Douglas Emmett has a reasonable payout ratio, defined as dividends per share divided by its FFO per share. At the midpoint of guidance, its payout ratio should come in at 40% this year, which is well below the 80% level that's considered healthy (this is a rule of thumb). At the end of March 2023, Douglas Emmett had $0.3 billion in cash and cash equivalents on hand versus $5.2 billion in total debt (short- and long-term) on a consolidated basis however, some of that debt includes the share of debt owed by its joint-venture partners. Due to Douglass Emmett's large net debt load and hefty payout obligations, the REIT needs to retain access to capital markets to refinance that burden while being able to fund its growth ambitions and dividends to investors. The REIT has a $0.4 billion revolving credit facility to help manage its near-term funding needs, which had no borrowings against it at the end of March 2023.
The REIT generated $93 million in free cash flow during the first quarter of 2023, defining free cash flow as net operating cash flow less capital expenditures. It spent $44 million covering its total payout obligations ('distributions paid to noncontrolling interests' plus 'dividends paid to common stockholders') and $17 million buying back its common stock and operating partnership units (the bulk of this went towards its common stock repurchase program) last quarter. After cutting its payout, Douglas Emmett has the financial capacity to keep making good on its reduced payout obligations while investing in the business and repurchasing its common stock.
Douglas Emmett is in a tricky spot due to the rising interest rate environment driving up its cost of capital (tapping debt markets has become much more expensive in recent years) and net interest expenses, while its office property portfolio is contending with headwinds arising from changing employment trends. These factors are outside of the REIT's control, which prompted management to cut Douglas Emmett's payout last December so it could get a better handle on its financial situation.
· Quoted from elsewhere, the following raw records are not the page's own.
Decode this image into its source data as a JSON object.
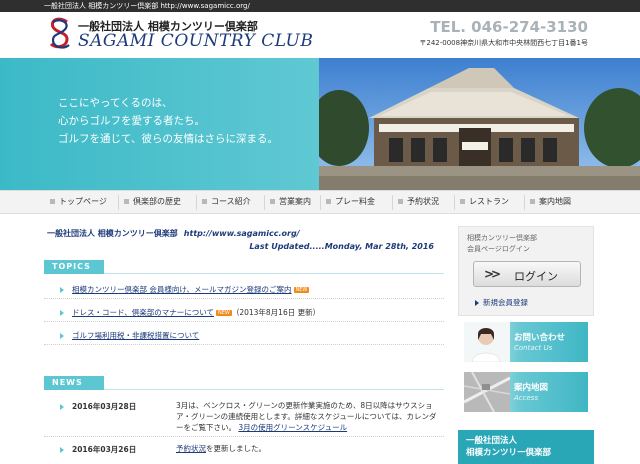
{
  "top_strip": "一般社団法人 相模カンツリー倶楽部  http://www.sagamicc.org/",
  "header": {
    "org_jp": "一般社団法人 相模カンツリー倶楽部",
    "org_en": "SAGAMI COUNTRY CLUB",
    "tel": "TEL. 046-274-3130",
    "address": "〒242-0008神奈川県大和市中央林間西七丁目1番1号"
  },
  "hero": {
    "lines": [
      "ここにやってくるのは、",
      "心からゴルフを愛する者たち。",
      "ゴルフを通じて、彼らの友情はさらに深まる。"
    ]
  },
  "nav": {
    "items": [
      "トップページ",
      "倶楽部の歴史",
      "コース紹介",
      "営業案内",
      "プレー料金",
      "予約状況",
      "レストラン",
      "案内地図"
    ]
  },
  "main": {
    "org_name": "一般社団法人 相模カンツリー倶楽部",
    "url": "http://www.sagamicc.org/",
    "last_updated": "Last Updated.....Monday, Mar 28th, 2016",
    "topics_label": "TOPICS",
    "topics": [
      {
        "link": "相模カンツリー倶楽部 会員様向け、メールマガジン登録のご案内",
        "suffix": "",
        "badge": "NEW"
      },
      {
        "link": "ドレス・コード、倶楽部のマナーについて",
        "suffix": "（2013年8月16日 更新）",
        "badge": "NEW"
      },
      {
        "link": "ゴルフ場利用税・非課税措置について",
        "suffix": "",
        "badge": ""
      }
    ],
    "news_label": "NEWS",
    "news": [
      {
        "date": "2016年03月28日",
        "text": "3月は、ベンクロス・グリーンの更新作業実施のため、8日以降はサウスショア・グリーンの連続使用とします。詳細なスケジュールについては、カレンダーをご覧下さい。",
        "link": "3月の使用グリーンスケジュール",
        "link_prefix": "",
        "after": ""
      },
      {
        "date": "2016年03月26日",
        "text": "",
        "link": "予約状況",
        "link_prefix": "",
        "after": "を更新しました。"
      }
    ]
  },
  "sidebar": {
    "login_title_1": "相模カンツリー倶楽部",
    "login_title_2": "会員ページログイン",
    "login_button": "ログイン",
    "register_link": "新規会員登録",
    "contact_title": "お問い合わせ",
    "contact_sub": "Contact Us",
    "map_title": "案内地図",
    "map_sub": "Access",
    "org_line1": "一般社団法人",
    "org_line2": "相模カンツリー倶楽部"
  },
  "colors": {
    "accent": "#5cc7d2",
    "navy": "#1d3a7a",
    "badge": "#f08a1c",
    "org_box": "#2aa7b7"
  }
}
I'm staying away from the name as its office property portfolio continues to underperform.
This article was written by
Worked as an equity analyst for several years in the USA and have been writing financial articles and analyzing publicly traded companies for more than a decade.
Analyst’s Disclosure: I/we have no stock, option or similar derivative position in any of the companies mentioned, and no plans to initiate any such positions within the next 72 hours. I wrote this article myself, and it expresses my own opinions. I am not receiving compensation for it (other than from Seeking Alpha). I have no business relationship with any company whose stock is mentioned in this article.
Seeking Alpha's Disclosure: Past performance is no guarantee of future results. No recommendation or advice is being given as to whether any investment is suitable for a particular investor. Any views or opinions expressed above may not reflect those of Seeking Alpha as a whole. Seeking Alpha is not a licensed securities dealer, broker or US investment adviser or investment bank. Our analysts are third party authors that include both professional investors and individual investors who may not be licensed or certified by any institute or regulatory body.